- Instructions for the task:
The answer is the set of lines that include "false", copied from the data below.

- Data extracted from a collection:
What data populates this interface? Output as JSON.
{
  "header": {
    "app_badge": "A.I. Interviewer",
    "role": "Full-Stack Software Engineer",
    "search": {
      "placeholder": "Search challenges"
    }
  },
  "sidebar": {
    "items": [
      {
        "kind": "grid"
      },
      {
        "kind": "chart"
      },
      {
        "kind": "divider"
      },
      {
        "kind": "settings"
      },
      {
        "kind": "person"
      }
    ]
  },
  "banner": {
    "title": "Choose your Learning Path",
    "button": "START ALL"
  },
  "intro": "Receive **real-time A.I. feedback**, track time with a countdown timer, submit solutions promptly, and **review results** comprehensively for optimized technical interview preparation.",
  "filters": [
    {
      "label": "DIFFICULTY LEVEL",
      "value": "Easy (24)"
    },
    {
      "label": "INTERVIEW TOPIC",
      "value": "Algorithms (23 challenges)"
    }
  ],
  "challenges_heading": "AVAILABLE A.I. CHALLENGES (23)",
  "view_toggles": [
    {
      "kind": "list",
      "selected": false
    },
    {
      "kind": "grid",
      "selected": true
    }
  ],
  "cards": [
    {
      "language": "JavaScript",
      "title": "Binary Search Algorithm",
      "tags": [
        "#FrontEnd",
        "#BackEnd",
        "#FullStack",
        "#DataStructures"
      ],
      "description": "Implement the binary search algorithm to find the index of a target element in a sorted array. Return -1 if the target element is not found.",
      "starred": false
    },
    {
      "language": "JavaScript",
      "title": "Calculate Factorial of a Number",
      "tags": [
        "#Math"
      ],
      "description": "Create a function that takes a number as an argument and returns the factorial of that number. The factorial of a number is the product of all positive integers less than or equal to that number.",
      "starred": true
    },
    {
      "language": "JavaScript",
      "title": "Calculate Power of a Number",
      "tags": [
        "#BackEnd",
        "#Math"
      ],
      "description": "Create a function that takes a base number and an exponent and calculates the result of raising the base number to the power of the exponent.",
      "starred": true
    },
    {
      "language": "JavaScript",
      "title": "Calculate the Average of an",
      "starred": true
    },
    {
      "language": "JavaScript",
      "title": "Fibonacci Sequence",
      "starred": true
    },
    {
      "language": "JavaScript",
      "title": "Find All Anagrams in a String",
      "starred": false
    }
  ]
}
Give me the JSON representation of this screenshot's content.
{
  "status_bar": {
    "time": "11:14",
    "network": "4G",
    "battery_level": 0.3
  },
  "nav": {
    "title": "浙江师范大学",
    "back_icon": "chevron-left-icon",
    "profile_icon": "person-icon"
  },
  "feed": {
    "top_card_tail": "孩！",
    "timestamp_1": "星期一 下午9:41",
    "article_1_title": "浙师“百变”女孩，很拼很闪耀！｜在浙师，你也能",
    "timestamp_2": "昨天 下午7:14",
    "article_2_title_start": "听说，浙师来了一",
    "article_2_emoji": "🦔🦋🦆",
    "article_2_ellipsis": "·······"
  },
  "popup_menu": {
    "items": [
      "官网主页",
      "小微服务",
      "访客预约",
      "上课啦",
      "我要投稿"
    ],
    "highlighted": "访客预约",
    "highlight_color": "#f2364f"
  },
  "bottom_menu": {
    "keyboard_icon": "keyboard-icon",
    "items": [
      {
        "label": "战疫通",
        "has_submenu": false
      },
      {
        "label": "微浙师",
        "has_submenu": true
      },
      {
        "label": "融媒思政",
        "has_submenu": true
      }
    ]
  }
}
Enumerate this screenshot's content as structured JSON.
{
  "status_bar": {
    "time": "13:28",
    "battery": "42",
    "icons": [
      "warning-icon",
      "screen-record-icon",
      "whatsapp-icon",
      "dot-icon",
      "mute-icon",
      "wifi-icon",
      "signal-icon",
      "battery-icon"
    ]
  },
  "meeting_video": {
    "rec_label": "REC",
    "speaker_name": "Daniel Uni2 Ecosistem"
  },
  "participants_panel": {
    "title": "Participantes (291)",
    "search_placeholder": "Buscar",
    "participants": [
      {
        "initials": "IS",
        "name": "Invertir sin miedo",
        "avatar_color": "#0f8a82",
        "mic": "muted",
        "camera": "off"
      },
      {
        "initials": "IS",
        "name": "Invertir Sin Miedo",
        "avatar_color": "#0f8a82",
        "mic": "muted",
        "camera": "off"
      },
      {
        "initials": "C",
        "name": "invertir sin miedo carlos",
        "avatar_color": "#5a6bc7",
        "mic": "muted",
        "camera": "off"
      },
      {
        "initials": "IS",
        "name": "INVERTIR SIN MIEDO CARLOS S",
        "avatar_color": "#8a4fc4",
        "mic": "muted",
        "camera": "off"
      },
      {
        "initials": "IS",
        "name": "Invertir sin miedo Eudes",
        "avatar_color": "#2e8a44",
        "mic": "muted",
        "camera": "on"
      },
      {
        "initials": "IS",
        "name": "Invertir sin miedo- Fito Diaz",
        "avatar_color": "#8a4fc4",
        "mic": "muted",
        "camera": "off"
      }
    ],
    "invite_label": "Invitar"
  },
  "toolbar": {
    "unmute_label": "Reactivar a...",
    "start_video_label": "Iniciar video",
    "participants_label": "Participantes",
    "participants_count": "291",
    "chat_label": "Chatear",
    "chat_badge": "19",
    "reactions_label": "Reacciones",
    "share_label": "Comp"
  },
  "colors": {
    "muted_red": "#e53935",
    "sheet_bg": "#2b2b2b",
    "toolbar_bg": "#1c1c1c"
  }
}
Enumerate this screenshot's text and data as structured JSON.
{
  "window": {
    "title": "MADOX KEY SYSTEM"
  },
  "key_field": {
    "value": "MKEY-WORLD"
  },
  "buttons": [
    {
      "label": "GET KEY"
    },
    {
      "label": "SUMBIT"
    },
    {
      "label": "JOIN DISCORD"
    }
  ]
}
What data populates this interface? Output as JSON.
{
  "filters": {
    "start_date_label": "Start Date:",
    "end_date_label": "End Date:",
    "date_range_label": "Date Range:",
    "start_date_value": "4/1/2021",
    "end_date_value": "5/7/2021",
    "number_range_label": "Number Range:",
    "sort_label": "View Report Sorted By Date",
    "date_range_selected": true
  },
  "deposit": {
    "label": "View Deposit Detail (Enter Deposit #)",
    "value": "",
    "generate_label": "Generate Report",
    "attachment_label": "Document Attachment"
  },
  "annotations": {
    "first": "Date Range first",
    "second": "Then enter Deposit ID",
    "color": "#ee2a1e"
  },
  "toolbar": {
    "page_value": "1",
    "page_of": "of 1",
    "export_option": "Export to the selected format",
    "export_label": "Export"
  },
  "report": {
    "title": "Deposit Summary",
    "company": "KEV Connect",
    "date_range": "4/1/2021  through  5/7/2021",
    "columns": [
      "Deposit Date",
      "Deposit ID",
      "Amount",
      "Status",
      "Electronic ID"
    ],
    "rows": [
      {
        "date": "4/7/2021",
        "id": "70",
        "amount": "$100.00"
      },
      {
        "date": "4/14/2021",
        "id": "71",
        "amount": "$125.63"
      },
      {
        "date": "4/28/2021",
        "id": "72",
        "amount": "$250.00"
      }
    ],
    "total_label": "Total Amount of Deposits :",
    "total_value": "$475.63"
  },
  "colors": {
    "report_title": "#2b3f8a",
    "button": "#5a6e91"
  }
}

- Expected answer:
      "selected": false
      "starred": false
      "starred": false
        "has_submenu": false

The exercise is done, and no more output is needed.